→ **Activity**:
Report each line of the data that contains the string "Bias".
==========
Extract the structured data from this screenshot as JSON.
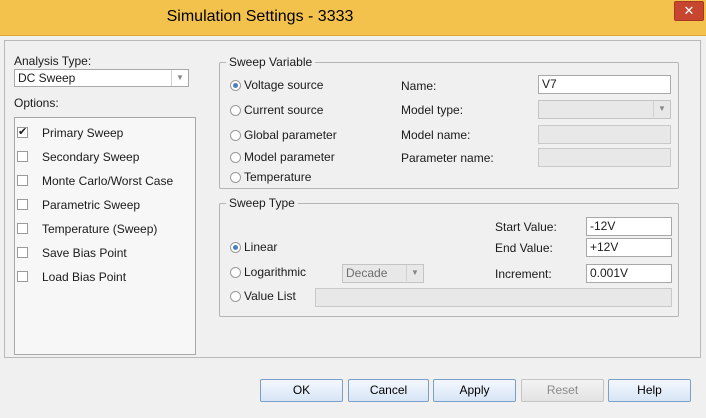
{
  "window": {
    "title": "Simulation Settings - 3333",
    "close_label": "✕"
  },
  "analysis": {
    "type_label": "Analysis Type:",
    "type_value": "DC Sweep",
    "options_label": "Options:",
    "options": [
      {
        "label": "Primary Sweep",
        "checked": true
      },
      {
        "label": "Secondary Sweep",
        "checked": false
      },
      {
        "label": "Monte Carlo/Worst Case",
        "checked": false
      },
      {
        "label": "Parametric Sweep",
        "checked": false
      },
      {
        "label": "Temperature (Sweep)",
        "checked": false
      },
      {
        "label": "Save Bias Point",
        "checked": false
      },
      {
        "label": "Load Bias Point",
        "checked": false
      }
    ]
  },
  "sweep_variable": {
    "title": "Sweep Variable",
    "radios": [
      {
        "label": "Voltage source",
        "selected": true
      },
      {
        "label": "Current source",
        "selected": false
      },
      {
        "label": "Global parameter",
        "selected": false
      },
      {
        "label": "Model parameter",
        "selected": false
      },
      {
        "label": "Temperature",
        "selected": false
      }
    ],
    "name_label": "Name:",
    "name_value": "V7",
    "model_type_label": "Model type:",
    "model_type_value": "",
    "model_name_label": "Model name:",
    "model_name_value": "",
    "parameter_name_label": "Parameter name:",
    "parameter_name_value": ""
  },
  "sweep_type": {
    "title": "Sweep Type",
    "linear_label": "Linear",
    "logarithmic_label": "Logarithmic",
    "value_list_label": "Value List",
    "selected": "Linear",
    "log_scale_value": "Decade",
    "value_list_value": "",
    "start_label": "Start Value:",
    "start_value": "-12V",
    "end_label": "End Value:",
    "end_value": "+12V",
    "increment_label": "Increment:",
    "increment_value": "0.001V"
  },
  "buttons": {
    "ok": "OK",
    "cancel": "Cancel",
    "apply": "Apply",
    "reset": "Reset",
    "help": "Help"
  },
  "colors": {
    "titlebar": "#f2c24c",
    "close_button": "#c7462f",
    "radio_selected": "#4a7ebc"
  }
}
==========
→ **Result of this task**:
        "label": "Save Bias Point",
        "label": "Load Bias Point",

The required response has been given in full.